- Research into potential of European Labour Force Survey as common data source.
Two meetings have been held with representatives of the DWP Labour Market Information team to explore the development and piloting of an online social networking tool for the DWP labour market specialist staff through the Employ ID project.
The first phase would be based on the UKCES LMI for All API - http://www.lmiforall.org.uk/.
This would potentially include LMI data on:
- Present employment by occupation
- Future employment by occupation
- Pay by gender, hours and decile
- Job vacancies
- Skills - rated in terms of levels and importance – through the O*Net survey data
- Hard to fill vacancies
- University course destinations
The data is presently 'linked' through the SOC2010 classification system. Other data could be included through the NOMIS API.
The system would include social networking functionality by allowing searches to be saved and discussed, using DWP internal discussion systems. The initial system would be for desktop use.
Future development could include functionality for DWP labour market specialists to add labour market intelligence (crowd sourcing).
The DWP would like a beta launch by February 2015, as an integral part of a training offer to a specified group of practitioners who have responsibility for employer engagement. It has been agreed that a design workshop be organised with DWP technical developers and with end users in early November to develop requirements for the system.
The next stage will be to explore the LMI needs and potential data sources in other partner and associate partner countries. It should be noted that PES staff in Germany have access through the Bundesagentur Fuer Arbeit to the relatively sophisticated online Arbeitsmarktmonitor, although this is not available to the wider public. At present we have few details on the availability of LMI in other member states.
At European level there are a number of developments in this area, with seemingly greater emphasis being placed on this work, particularly on the articulation between skills and employment.
The European classification of skills, competences and occupations (ESCO) is a new set of standards for identifying and categorising three pillars: skills/competences, qualifications and occupations, using constant terminology in all EU languages as well as an open format for use by third parties' software (see https://ec.europa.eu/esco/
The EU has also set up the European job mobility portal (EURES4) with the purpose of providing “information, advice and recruitment/placement (job-matching) services for the benefit of workers and employers as well as any citizen wishing to benefit from the principle of the free movement of persons.” The European vacancy monitor (http://www.newskillsnetwork.
There is also standardised information on skill needs such as provided by PIACC for OECD. CEDEFOP has been working on skills profiles – see, for example Cedefop (2013). Quantifying skill needs in Europe. Occupational skills profiles: methodology and application. Luxembourg Publications Office. Available from Internet: http://www.cedefop.europa.eu/
Eurostat collects information on labour markets in Europe. A list of relevant data sets can be found on the CEDEFOP website:

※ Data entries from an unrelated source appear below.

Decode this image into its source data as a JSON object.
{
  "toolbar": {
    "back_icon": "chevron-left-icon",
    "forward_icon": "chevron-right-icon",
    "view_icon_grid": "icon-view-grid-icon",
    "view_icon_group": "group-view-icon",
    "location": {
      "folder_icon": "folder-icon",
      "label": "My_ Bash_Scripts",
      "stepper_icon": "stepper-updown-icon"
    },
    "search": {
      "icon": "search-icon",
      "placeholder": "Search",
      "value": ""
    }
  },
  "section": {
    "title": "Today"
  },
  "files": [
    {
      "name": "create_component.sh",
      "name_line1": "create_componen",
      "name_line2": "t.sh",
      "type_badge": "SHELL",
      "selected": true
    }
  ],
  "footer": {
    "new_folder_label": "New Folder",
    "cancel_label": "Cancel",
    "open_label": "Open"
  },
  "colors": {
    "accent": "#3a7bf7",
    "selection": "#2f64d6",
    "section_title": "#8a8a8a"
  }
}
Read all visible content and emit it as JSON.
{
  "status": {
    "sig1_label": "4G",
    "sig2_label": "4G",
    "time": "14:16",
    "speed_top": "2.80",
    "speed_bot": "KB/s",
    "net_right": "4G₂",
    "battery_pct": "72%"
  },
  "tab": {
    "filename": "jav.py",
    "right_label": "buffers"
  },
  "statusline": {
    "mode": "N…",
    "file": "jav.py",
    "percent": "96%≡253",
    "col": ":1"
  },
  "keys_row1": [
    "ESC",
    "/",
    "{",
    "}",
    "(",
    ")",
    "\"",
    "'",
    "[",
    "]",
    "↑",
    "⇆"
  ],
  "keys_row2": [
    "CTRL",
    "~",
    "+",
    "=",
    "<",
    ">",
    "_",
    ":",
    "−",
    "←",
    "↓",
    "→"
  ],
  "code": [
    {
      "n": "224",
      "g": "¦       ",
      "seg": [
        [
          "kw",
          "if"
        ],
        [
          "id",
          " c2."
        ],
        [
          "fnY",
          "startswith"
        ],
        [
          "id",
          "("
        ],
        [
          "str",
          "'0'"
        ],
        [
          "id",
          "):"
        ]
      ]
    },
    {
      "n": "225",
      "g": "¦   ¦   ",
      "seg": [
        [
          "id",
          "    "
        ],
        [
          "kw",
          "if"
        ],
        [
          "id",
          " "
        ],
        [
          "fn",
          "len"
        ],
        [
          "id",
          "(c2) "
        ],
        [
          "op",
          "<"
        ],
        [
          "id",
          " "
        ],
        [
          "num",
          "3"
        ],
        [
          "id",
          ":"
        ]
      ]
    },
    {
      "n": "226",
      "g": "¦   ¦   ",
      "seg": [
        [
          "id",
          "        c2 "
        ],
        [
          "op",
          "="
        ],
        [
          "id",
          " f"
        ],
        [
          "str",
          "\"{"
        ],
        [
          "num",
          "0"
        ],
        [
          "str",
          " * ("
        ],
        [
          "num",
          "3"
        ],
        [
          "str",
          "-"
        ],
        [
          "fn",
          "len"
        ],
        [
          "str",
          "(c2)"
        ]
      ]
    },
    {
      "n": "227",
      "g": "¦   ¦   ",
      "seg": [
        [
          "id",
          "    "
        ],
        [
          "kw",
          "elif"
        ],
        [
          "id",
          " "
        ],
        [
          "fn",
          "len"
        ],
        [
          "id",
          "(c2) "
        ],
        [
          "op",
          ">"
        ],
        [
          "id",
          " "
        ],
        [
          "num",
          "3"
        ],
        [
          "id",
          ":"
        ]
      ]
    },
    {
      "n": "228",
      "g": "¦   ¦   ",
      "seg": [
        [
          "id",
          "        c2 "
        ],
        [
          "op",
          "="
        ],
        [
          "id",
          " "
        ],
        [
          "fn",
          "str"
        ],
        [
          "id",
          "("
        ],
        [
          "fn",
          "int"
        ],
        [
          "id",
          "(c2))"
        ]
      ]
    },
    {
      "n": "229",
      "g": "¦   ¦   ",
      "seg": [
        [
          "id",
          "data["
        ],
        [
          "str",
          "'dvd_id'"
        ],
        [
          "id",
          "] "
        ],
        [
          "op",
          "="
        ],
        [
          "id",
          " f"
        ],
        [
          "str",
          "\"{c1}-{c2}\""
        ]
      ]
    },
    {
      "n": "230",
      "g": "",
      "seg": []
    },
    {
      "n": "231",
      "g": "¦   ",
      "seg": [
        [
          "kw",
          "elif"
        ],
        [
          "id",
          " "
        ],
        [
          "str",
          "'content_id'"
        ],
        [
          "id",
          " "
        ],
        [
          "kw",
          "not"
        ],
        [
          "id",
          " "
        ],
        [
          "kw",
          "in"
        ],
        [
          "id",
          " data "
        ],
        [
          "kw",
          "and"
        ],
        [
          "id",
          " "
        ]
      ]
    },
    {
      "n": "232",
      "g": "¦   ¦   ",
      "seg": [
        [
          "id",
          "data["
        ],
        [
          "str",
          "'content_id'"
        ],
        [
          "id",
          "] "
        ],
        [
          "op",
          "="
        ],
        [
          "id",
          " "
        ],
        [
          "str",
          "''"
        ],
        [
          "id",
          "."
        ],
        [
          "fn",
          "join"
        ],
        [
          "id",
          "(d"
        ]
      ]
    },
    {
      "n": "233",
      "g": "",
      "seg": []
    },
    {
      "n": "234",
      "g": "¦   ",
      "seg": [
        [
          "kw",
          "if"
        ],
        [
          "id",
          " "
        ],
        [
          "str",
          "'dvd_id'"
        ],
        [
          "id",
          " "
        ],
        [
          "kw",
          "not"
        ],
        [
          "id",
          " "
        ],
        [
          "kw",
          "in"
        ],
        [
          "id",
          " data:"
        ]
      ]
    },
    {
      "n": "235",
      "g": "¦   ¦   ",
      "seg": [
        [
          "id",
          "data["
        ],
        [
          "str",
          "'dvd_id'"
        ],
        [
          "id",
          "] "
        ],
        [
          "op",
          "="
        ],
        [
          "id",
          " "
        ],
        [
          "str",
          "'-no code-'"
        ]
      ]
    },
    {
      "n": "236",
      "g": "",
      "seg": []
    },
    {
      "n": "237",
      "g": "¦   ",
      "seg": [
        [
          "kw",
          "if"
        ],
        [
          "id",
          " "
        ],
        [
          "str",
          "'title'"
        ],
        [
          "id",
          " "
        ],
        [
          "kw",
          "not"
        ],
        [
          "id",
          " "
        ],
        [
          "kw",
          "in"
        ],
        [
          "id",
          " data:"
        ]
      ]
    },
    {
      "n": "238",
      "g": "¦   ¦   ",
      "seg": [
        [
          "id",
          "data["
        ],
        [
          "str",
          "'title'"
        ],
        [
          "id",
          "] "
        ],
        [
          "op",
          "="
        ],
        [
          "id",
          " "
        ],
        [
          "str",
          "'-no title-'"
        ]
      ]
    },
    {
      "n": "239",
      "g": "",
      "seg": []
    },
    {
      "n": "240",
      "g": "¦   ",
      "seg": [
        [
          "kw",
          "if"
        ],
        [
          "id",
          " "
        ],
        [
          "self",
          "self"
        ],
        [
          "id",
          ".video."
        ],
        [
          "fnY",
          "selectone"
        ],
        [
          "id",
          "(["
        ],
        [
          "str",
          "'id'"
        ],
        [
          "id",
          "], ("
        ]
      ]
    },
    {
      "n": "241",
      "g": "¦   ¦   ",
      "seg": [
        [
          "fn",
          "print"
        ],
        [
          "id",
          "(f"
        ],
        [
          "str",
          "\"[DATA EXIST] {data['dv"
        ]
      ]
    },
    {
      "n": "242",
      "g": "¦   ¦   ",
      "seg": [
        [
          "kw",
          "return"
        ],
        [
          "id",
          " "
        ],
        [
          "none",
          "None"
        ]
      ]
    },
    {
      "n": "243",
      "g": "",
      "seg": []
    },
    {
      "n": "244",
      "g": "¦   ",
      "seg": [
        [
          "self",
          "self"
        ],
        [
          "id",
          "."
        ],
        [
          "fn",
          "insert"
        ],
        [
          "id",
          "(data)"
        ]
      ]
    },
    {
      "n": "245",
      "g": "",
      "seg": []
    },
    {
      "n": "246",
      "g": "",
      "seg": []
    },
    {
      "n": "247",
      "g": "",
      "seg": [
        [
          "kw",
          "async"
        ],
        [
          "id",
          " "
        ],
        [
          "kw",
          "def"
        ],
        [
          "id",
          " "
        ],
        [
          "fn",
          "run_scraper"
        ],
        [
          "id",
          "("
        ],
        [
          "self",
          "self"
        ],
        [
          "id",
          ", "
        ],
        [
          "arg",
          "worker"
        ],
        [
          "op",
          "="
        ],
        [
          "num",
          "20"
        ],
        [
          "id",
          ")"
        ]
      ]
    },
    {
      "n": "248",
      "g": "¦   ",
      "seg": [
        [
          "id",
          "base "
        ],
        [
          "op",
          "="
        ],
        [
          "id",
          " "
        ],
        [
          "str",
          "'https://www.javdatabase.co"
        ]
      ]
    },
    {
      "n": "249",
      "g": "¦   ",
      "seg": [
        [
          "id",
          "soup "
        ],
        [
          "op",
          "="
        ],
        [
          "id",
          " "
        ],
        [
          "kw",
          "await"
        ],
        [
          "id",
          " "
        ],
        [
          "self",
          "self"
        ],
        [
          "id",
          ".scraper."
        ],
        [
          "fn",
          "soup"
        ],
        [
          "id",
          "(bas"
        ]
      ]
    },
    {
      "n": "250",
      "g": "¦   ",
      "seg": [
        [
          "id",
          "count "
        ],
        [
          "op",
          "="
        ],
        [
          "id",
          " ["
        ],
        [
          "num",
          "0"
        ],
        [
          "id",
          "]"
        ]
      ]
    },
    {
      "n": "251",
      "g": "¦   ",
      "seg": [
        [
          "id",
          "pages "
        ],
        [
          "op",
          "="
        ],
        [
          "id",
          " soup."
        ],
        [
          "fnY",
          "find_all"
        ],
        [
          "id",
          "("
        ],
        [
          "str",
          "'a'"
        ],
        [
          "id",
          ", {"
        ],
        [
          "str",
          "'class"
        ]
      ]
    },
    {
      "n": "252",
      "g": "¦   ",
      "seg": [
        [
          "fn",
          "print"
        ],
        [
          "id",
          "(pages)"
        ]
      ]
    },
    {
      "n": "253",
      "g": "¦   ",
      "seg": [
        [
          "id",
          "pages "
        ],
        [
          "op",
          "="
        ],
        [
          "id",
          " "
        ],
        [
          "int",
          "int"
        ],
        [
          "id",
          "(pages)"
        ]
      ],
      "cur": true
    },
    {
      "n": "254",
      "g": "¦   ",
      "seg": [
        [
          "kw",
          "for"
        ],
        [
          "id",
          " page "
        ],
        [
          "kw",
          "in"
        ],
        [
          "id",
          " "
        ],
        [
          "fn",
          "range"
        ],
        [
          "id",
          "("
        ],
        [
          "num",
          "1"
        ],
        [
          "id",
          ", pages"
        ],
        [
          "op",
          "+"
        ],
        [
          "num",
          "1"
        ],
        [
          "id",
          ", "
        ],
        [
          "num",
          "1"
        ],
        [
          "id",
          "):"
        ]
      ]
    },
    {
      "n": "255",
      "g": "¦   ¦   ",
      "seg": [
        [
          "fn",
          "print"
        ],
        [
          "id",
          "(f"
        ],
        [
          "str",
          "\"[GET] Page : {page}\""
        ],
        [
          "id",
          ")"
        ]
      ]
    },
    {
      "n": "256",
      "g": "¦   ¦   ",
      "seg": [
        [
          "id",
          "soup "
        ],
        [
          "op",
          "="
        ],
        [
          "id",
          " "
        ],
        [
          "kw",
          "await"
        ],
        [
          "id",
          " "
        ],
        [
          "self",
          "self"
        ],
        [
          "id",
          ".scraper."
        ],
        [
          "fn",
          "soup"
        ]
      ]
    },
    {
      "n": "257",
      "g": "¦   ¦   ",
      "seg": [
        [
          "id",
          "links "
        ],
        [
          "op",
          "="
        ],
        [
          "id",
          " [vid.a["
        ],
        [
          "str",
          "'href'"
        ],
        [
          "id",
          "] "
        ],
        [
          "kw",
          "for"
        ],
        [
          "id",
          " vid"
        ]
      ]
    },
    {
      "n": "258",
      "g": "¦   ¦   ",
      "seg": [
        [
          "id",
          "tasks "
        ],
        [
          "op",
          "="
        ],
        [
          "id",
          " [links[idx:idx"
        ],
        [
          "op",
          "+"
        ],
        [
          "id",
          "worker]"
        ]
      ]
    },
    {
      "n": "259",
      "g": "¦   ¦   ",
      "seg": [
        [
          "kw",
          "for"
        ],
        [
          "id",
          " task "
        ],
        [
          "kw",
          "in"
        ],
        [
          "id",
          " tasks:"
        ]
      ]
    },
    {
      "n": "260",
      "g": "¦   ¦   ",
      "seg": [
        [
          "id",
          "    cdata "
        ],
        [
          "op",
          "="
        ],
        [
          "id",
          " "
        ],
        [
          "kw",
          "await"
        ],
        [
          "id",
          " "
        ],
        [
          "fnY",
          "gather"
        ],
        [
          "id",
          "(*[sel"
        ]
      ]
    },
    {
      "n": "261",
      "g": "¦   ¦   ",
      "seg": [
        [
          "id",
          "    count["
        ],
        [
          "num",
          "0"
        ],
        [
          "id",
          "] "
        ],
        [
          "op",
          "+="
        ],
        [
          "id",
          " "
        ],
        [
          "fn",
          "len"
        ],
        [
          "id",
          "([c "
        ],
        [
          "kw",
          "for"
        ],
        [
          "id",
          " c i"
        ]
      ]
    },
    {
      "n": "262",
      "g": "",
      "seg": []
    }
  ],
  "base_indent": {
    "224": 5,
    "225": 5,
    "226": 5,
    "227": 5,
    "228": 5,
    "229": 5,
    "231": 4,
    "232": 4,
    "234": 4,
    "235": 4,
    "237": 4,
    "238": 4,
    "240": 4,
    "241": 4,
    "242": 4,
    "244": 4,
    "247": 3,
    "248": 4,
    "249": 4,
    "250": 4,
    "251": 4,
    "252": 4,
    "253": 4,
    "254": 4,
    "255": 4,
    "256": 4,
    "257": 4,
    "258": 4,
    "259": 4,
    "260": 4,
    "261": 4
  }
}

The Eurostat data (largely based on the European Labour Force Survey) has the advantage of being comparative throughout the Member States, but is less detailed or granular (especially at regional level) than much of the national data.
It should also be noted that the degree of commitment to and implementation of Open Data varies across Member States. Even where there is a strong commitment as in the UK there may be issues arising from non-disclosure based on full survey data. Furthermore much data may require considerable effort in cleaning and normalisation, and is often published in formats which are difficult to manipulate (e.g. PDF).
A useful next stage would be to undertake a survey of Employ ID partners and Associate partner member states to ascertain demand for LMI tools by PES and their access to LMI. Together with the development of a beta system for DWP in the UK, this would form the central actions for the second phase of the work by the Employ-ID LMI tool team.